Through Wade’s eyes, the view is clear. Unobstructed. He has sacrificed much for his franchise, financially and otherwise, and doesn’t wish to do so yet again. He is 34 but coming off his healthiest season in years. He has adopted a nickname, “Father Prime,” that acknowledges his age but also defies it, and anyone doubting the great shape he is in might check out his unadorned photo spread in ESPN The Magazine’s new “Body” issue. Wade signed a one-year deal for $20 million last summer, and it’s understandable he’d find the suggestion of a massive pay cut to be hurtful, an insult. He doesn’t want his money as a sentimental career-achievement bonus, some golden parachute — he wants what he believes he has earned.
It isn’t exactly right to say Wade, the most beloved player in the club’s 28 seasons, has been underappreciated in his career here, but there are tendrils of truth there. Look at the time line. After his rookie year the club acquired the domineering, larger-than-life Shaquille O’Neal. Two years after Shaq’s run ended here the Heat brought in some guy named LeBron James. After LeBron departed, the mega-contract and No. 1 player mantel went to Chris Bosh. Now, as another free agency period loomed, Wade listened as Heat president Pat Riley called re-signing Whiteside “our No. 1 priority, period,” and alluded to the lure of going after a free agent “whale” such as Durant. Wade has been the constant (the constant you might take for granted), but also oft overshadowed.
“I hope everything is quiet and works out the way I want it to,” Wade said of the summer now heaving down upon us in his postseason synopsis six weeks ago. “But I have no control over that. It’s a lot of moving parts in free agency.”

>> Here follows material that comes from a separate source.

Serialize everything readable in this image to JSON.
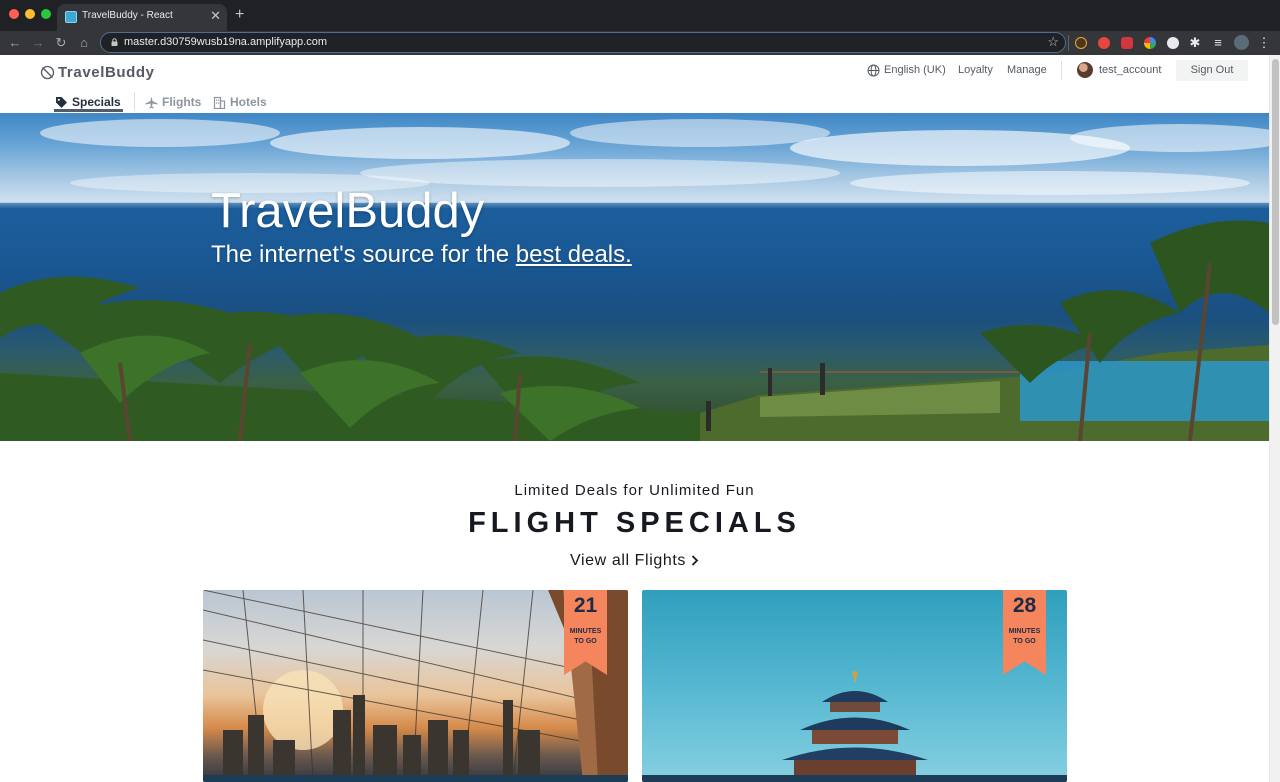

Through Riley’s eyes, through the Heat’s, the view also is clear. Unobstructed. Riley’s job is to have the vision to see the future, and the one he wants for Miami requires Wade to sign a one-year deal for perhaps $10 million or even less. That, based on all of the Byzantine salary-cap ramifications our eyes would glaze over to detail here, would give the Heat the flexibility to be seriously in play for Durant -- with whom it will have a meeting, one of only six teams on that blessed list -- and also to keep Whiteside. Riley would be negligent if making Wade happy this summer was an emphasis that in any way jeopardized the Heat having a shot at Durant, which (sorry, Hassan) needs to be Miami’s real No. 1 priority, period.

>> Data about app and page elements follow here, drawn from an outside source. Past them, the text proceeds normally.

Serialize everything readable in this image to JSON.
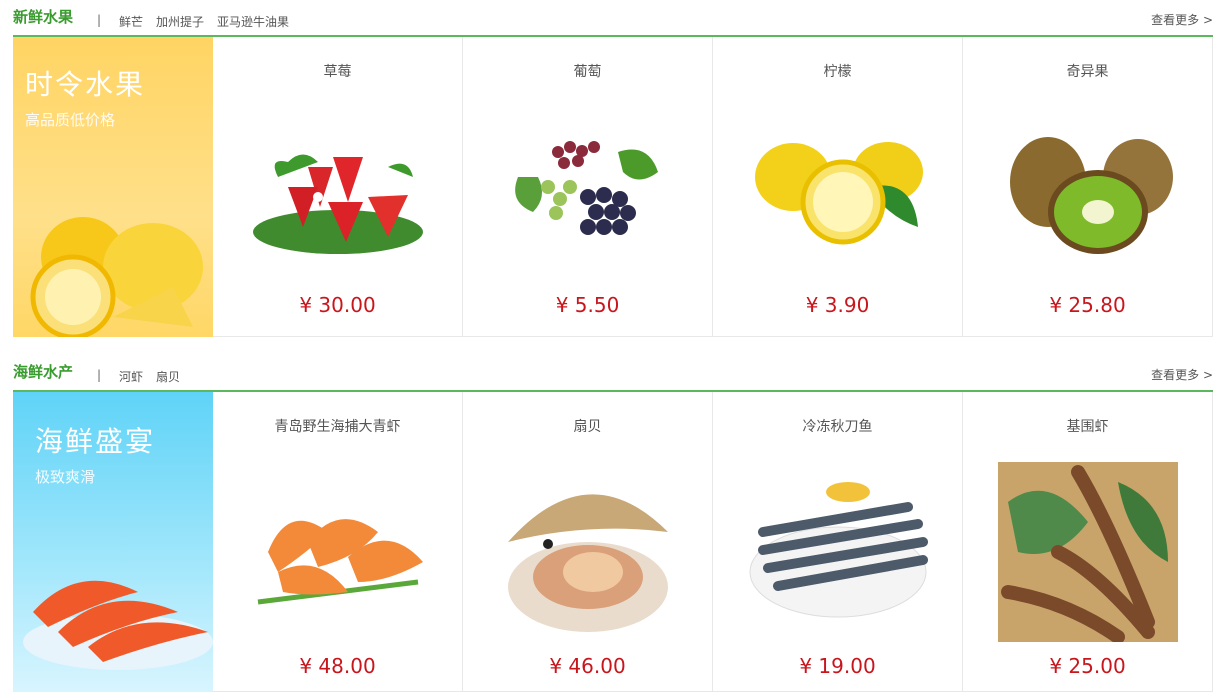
{
  "sections": [
    {
      "title": "新鲜水果",
      "separator": "|",
      "tags": [
        "鲜芒",
        "加州提子",
        "亚马逊牛油果"
      ],
      "more": "查看更多 >",
      "banner": {
        "title": "时令水果",
        "subtitle": "高品质低价格"
      },
      "products": [
        {
          "name": "草莓",
          "price": "¥ 30.00",
          "icon": "strawberry-image"
        },
        {
          "name": "葡萄",
          "price": "¥ 5.50",
          "icon": "grapes-image"
        },
        {
          "name": "柠檬",
          "price": "¥ 3.90",
          "icon": "lemon-image"
        },
        {
          "name": "奇异果",
          "price": "¥ 25.80",
          "icon": "kiwi-image"
        }
      ]
    },
    {
      "title": "海鲜水产",
      "separator": "|",
      "tags": [
        "河虾",
        "扇贝"
      ],
      "more": "查看更多 >",
      "banner": {
        "title": "海鲜盛宴",
        "subtitle": "极致爽滑"
      },
      "products": [
        {
          "name": "青岛野生海捕大青虾",
          "price": "¥ 48.00",
          "icon": "shrimp-image"
        },
        {
          "name": "扇贝",
          "price": "¥ 46.00",
          "icon": "scallop-image"
        },
        {
          "name": "冷冻秋刀鱼",
          "price": "¥ 19.00",
          "icon": "saury-image"
        },
        {
          "name": "基围虾",
          "price": "¥ 25.00",
          "icon": "prawn-image"
        }
      ]
    }
  ],
  "colors": {
    "accent": "#3a9c2f",
    "price": "#c8161d",
    "fruit_banner": "#ffd463",
    "sea_banner": "#5fd3f7"
  }
}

(Quick aside: In a procedural move it was announced Wednesday that LeBron would not exercise his player option with the champion Cavaliers, meaning he too will become a free agent on Friday. But he has stated he has “no intentions” of leaving Cleveland again, so we’ll take him at his word until which time he schedules his first visit with another team. LeBron would join Durant as the only two free agents any team, including Miami, would try to move heaven and earth to have.)
Heat fans surely would forgive Riley sacrificing Wade’s Miami future if it meant getting Durant, but it might take that and nothing less to ease the shock of losing No. 3.
What happens in the next week, whether Wade stays or leaves, might depend on the market, on interest from others. Will any team think Wade, at 34, still is a $20 million-a-year man? Would his pride have him leave Miami for the bottom line even if it were just a few million more? Might he even go to a team less positioned to compete and win? Or might Wade gamble to wait and see whether Durant says no thanks to Miami and then hope the Heat’s offer to him increases?
Plainly the onus in all of this is on Pat Riley, architect and vision man, deal maker and master closer.
It is Riley who must take the Heat’s available spending money and try to fit all he wants most under that umbrella: Hitting a grand slam with Durant, keeping the promise of Whiteside, and doing right by Wade.
Having all three might be impossible.
It’s losing all three that would be Riley’s darkest nightmare.